▼

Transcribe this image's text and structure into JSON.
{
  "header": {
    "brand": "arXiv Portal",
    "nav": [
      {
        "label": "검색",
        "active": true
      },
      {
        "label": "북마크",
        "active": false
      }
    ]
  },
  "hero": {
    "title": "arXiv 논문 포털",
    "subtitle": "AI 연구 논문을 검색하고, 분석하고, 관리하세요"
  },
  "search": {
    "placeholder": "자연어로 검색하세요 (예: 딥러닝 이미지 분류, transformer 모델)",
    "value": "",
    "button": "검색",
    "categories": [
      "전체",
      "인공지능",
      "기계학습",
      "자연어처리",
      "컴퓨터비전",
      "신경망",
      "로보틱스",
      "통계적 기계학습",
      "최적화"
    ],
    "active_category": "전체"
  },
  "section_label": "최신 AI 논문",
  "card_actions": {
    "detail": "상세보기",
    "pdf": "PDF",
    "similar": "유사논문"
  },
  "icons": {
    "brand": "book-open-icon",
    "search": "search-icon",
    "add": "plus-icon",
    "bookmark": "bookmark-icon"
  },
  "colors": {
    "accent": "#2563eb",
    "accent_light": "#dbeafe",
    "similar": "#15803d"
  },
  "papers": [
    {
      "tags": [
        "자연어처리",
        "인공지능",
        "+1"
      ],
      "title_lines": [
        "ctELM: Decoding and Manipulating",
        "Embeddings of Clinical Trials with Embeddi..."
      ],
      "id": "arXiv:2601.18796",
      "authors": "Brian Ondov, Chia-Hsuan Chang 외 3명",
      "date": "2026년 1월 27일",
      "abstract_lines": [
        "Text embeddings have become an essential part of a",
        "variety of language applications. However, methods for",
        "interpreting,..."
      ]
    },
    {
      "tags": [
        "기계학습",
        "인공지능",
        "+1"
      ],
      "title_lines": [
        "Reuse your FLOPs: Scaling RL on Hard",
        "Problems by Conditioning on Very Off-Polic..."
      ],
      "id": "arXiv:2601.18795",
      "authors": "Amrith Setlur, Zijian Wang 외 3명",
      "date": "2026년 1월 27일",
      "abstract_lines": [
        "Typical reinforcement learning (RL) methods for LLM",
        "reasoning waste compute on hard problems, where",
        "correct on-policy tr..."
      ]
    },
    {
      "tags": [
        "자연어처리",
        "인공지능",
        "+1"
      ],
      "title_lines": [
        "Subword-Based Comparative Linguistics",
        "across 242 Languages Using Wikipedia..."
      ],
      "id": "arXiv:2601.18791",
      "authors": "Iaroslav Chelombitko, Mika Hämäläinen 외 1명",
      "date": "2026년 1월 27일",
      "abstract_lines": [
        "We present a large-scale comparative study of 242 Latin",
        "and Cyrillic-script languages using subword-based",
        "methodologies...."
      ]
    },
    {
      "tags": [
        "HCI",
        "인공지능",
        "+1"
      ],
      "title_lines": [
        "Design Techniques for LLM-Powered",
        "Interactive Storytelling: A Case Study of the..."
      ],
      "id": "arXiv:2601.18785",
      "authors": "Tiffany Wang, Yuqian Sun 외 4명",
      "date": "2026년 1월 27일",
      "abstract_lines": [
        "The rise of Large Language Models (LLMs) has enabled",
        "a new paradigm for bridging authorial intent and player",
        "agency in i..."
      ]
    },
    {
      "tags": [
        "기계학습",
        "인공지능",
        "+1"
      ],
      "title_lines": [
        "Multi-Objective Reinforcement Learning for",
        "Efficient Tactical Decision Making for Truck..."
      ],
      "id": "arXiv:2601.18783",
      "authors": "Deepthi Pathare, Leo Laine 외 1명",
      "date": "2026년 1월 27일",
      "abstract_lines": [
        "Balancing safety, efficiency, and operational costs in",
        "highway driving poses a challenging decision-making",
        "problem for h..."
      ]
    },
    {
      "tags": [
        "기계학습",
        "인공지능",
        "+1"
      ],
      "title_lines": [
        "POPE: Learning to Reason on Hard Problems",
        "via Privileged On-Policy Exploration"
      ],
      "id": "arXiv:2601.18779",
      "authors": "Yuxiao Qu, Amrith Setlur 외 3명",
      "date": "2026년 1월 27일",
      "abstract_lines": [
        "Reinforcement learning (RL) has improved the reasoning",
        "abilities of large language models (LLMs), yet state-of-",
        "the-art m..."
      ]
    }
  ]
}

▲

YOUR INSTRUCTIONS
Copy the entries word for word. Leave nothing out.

OUTPUT FOR THIS TASK
Transcribe this image's text and structure into JSON.
{
  "header": {
    "brand": "arXiv Portal",
    "nav": [
      {
        "label": "검색",
        "active": true
      },
      {
        "label": "북마크",
        "active": false
      }
    ]
  },
  "hero": {
    "title": "arXiv 논문 포털",
    "subtitle": "AI 연구 논문을 검색하고, 분석하고, 관리하세요"
  },
  "search": {
    "placeholder": "자연어로 검색하세요 (예: 딥러닝 이미지 분류, transformer 모델)",
    "value": "",
    "button": "검색",
    "categories": [
      "전체",
      "인공지능",
      "기계학습",
      "자연어처리",
      "컴퓨터비전",
      "신경망",
      "로보틱스",
      "통계적 기계학습",
      "최적화"
    ],
    "active_category": "전체"
  },
  "section_label": "최신 AI 논문",
  "card_actions": {
    "detail": "상세보기",
    "pdf": "PDF",
    "similar": "유사논문"
  },
  "icons": {
    "brand": "book-open-icon",
    "search": "search-icon",
    "add": "plus-icon",
    "bookmark": "bookmark-icon"
  },
  "colors": {
    "accent": "#2563eb",
    "accent_light": "#dbeafe",
    "similar": "#15803d"
  },
  "papers": [
    {
      "tags": [
        "자연어처리",
        "인공지능",
        "+1"
      ],
      "title_lines": [
        "ctELM: Decoding and Manipulating",
        "Embeddings of Clinical Trials with Embeddi..."
      ],
      "id": "arXiv:2601.18796",
      "authors": "Brian Ondov, Chia-Hsuan Chang 외 3명",
      "date": "2026년 1월 27일",
      "abstract_lines": [
        "Text embeddings have become an essential part of a",
        "variety of language applications. However, methods for",
        "interpreting,..."
      ]
    },
    {
      "tags": [
        "기계학습",
        "인공지능",
        "+1"
      ],
      "title_lines": [
        "Reuse your FLOPs: Scaling RL on Hard",
        "Problems by Conditioning on Very Off-Polic..."
      ],
      "id": "arXiv:2601.18795",
      "authors": "Amrith Setlur, Zijian Wang 외 3명",
      "date": "2026년 1월 27일",
      "abstract_lines": [
        "Typical reinforcement learning (RL) methods for LLM",
        "reasoning waste compute on hard problems, where",
        "correct on-policy tr..."
      ]
    },
    {
      "tags": [
        "자연어처리",
        "인공지능",
        "+1"
      ],
      "title_lines": [
        "Subword-Based Comparative Linguistics",
        "across 242 Languages Using Wikipedia..."
      ],
      "id": "arXiv:2601.18791",
      "authors": "Iaroslav Chelombitko, Mika Hämäläinen 외 1명",
      "date": "2026년 1월 27일",
      "abstract_lines": [
        "We present a large-scale comparative study of 242 Latin",
        "and Cyrillic-script languages using subword-based",
        "methodologies...."
      ]
    },
    {
      "tags": [
        "HCI",
        "인공지능",
        "+1"
      ],
      "title_lines": [
        "Design Techniques for LLM-Powered",
        "Interactive Storytelling: A Case Study of the..."
      ],
      "id": "arXiv:2601.18785",
      "authors": "Tiffany Wang, Yuqian Sun 외 4명",
      "date": "2026년 1월 27일",
      "abstract_lines": [
        "The rise of Large Language Models (LLMs) has enabled",
        "a new paradigm for bridging authorial intent and player",
        "agency in i..."
      ]
    },
    {
      "tags": [
        "기계학습",
        "인공지능",
        "+1"
      ],
      "title_lines": [
        "Multi-Objective Reinforcement Learning for",
        "Efficient Tactical Decision Making for Truck..."
      ],
      "id": "arXiv:2601.18783",
      "authors": "Deepthi Pathare, Leo Laine 외 1명",
      "date": "2026년 1월 27일",
      "abstract_lines": [
        "Balancing safety, efficiency, and operational costs in",
        "highway driving poses a challenging decision-making",
        "problem for h..."
      ]
    },
    {
      "tags": [
        "기계학습",
        "인공지능",
        "+1"
      ],
      "title_lines": [
        "POPE: Learning to Reason on Hard Problems",
        "via Privileged On-Policy Exploration"
      ],
      "id": "arXiv:2601.18779",
      "authors": "Yuxiao Qu, Amrith Setlur 외 3명",
      "date": "2026년 1월 27일",
      "abstract_lines": [
        "Reinforcement learning (RL) has improved the reasoning",
        "abilities of large language models (LLMs), yet state-of-",
        "the-art m..."
      ]
    }
  ]
}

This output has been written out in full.